Cells of the marine diatom Asterionella glacialis treated with the organomercurial p-chloromercuribenzoate (PCMB) and cadmium, at growth retarding concentrations, exhibit decreased total fatty acid, polyunsaturated fatty acid and sterol contents. The level of individual fatty acids and sterols was also affected by metal treatment with significant decreases in the major polyunsaturated fatty acids 20:5Δ5,8,11,14,17, 16:1Δ9 and 16:3Δ3,6,9 in PCMB-treated, and 20:5Δ5,8,11,14,17 in cadmium-treated cells; increased cholest-5-en-3β-ol, particularly in PCMB-treated cells; and a decrease in the ratio of 24-ethylcholest-5-en-3β-ol to 24-ethylcholesta-5,24(28)Z-dien-3β-ol which was most notable in cadmium-treated cells.

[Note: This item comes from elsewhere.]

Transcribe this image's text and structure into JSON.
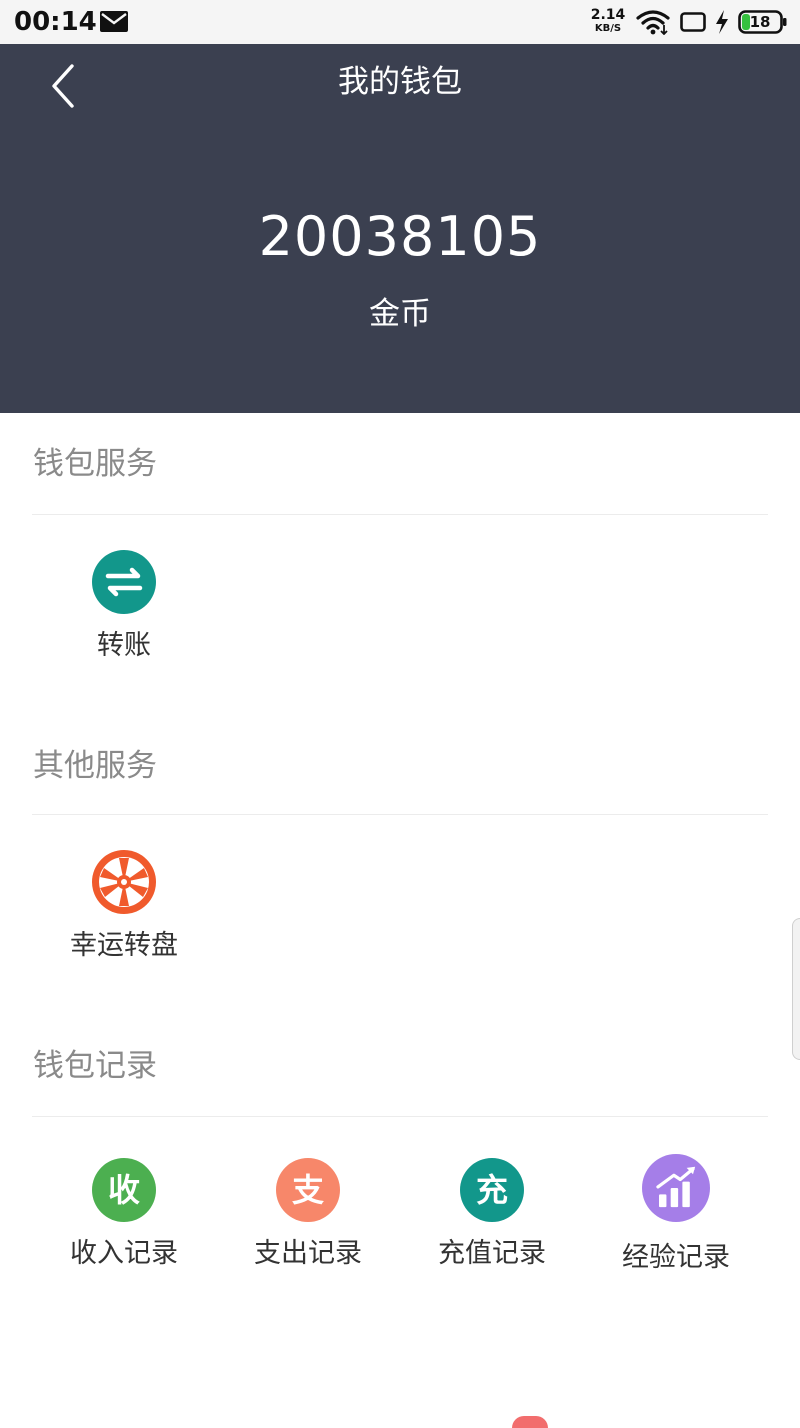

These results can be explained in terms of the formation of mercury and cadmium complexes with thiol-containing enzymes involved in lipid biosynthesis and metabolism, and thus provide further support for the hypothesis that transition metal toxicity is mediated by metal inactivation of physiologically essential, thiol-containing enzymes and co-factors.

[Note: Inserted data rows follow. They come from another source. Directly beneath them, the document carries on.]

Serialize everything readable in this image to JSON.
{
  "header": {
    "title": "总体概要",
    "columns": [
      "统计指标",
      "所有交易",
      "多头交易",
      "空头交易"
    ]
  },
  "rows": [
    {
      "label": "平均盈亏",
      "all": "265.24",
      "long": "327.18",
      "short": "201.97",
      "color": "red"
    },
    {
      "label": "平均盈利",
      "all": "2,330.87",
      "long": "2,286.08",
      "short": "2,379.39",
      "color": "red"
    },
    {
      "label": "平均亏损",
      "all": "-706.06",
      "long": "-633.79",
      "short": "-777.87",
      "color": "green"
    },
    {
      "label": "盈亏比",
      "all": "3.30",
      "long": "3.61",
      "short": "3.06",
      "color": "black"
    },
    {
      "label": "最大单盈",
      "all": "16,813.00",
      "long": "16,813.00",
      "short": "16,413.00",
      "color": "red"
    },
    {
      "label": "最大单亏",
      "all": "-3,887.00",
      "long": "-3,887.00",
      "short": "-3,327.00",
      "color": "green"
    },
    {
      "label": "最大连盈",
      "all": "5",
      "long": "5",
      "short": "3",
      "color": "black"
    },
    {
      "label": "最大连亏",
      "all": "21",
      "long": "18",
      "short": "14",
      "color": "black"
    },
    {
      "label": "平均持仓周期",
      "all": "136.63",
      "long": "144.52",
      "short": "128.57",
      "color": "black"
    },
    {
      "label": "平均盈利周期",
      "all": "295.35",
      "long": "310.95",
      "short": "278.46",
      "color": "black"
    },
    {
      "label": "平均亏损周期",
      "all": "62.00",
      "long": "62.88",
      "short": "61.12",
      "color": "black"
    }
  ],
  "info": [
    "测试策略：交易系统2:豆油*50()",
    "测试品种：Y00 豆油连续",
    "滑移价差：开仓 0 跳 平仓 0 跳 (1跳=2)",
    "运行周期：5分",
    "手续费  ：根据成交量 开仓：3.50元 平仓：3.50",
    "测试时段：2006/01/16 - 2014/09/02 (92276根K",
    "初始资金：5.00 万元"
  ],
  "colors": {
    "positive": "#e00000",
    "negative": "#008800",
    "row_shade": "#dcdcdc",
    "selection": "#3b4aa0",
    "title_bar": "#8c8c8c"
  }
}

Article
Synedra, a fresh water diatom, took up mercuric chloride rapidly from the surrounding water into the cells attaining the maximum level during the first 7 h. The comparison of mercury uptake by dividing cells with that of non-dividing, heat killed cells and their silicate shells showed that some factors other than cell-division or photosynthesis were responsible for mercury uptake by Synedra cells. About 20% of the total amount of mercury found in dividing cells was taken up by passive adsorption and could be eliminated by washing with distilled water or medium. About 50% of the mercury could not be eluted even with cysteine solution and was accumulated in the inner part of cells. Synedra took up 0·45 μm filterable or ionic mercury rather than particulate mercury larger than 0·45 μm.
Sediment stabilization utilizing the benthic diatom Achnanthes longipes (Bacillariophyceae)

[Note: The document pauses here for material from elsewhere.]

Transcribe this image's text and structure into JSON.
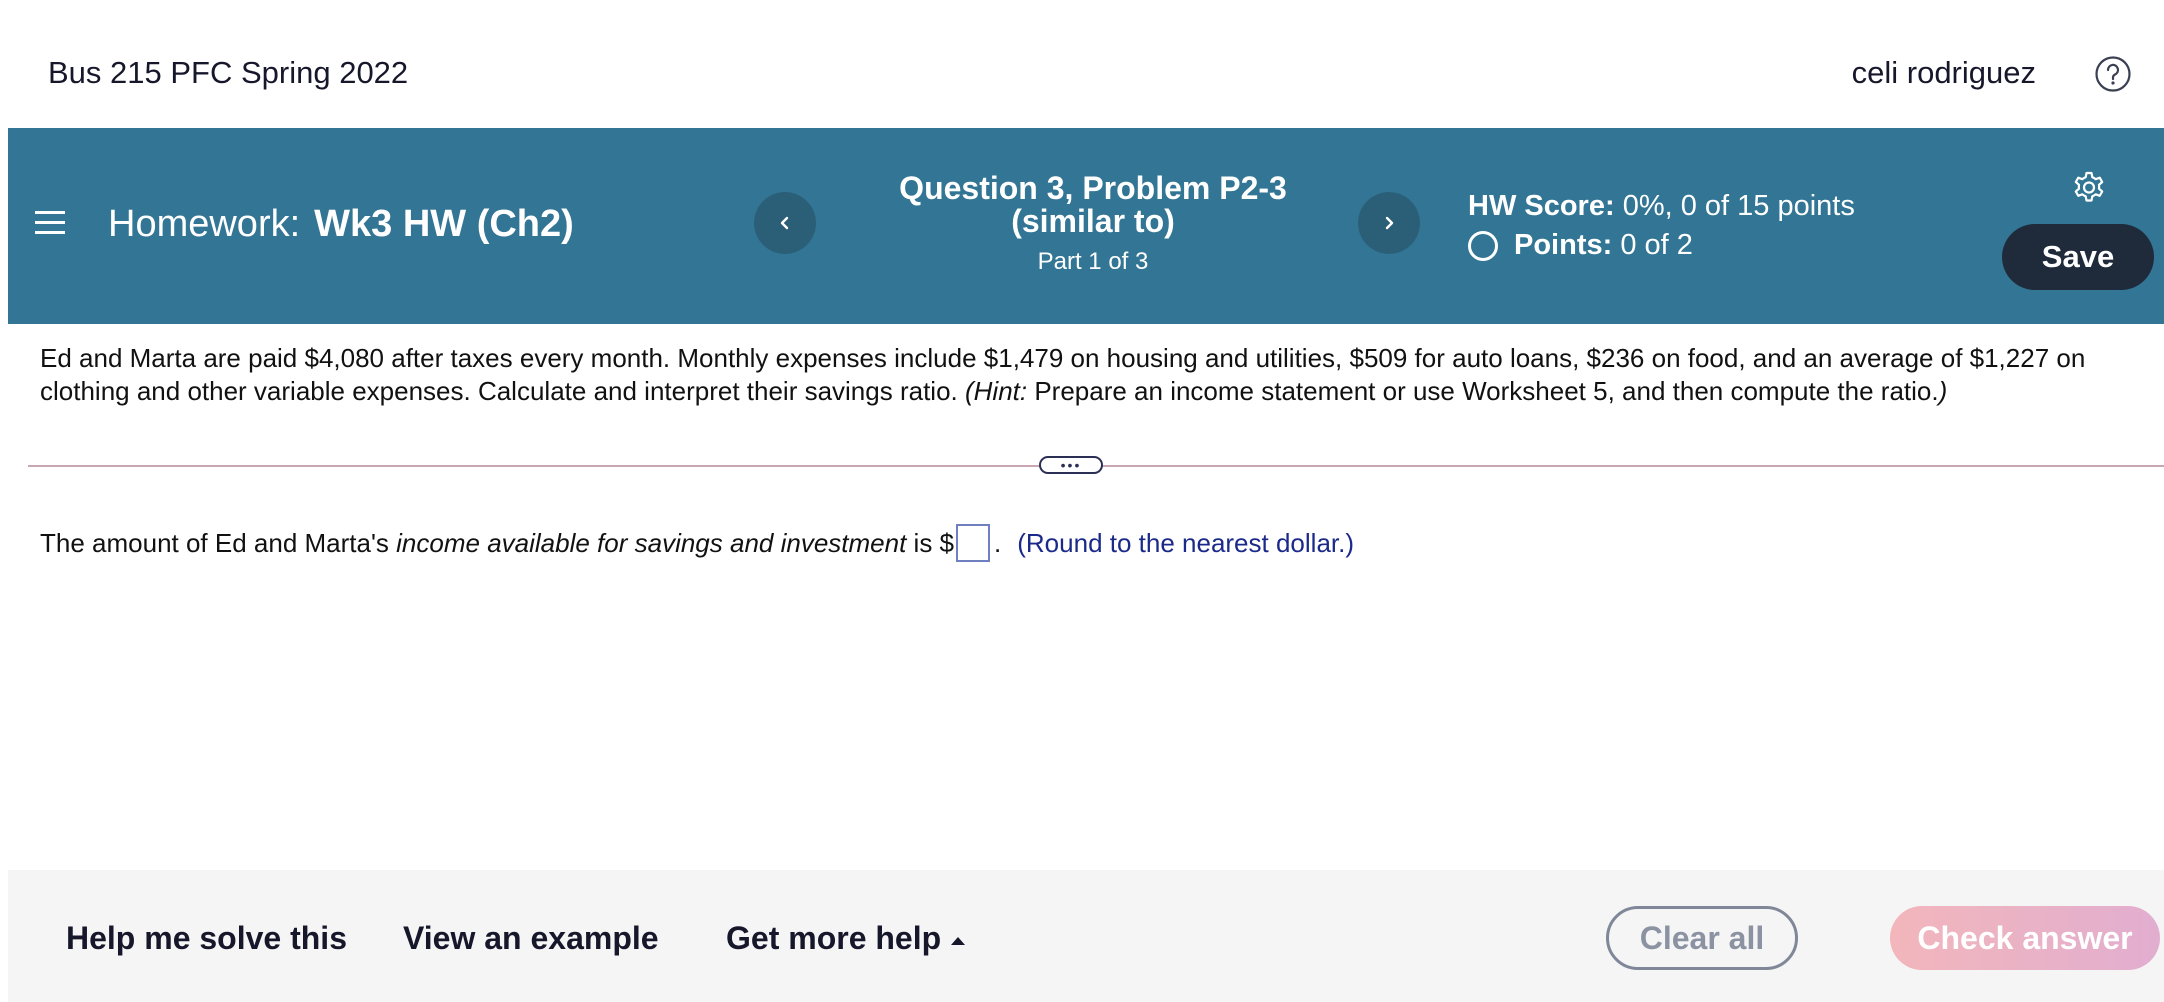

  • M D Apoya-Horton
  • J Robinson
  • L Marcantel
  • B Shrestha
Apoya-Horton, M.D., Robinson, J., Marcantel, L. & Shrestha, B. Sediment stabilization utilizing the benthic diatom Achnanthes longipes (Bacillariophyceae). Poster presented at the 3 rd Annual Quality Day of McNeese State University, Lake Charles, Louisiana, USA. 29 April, 2009.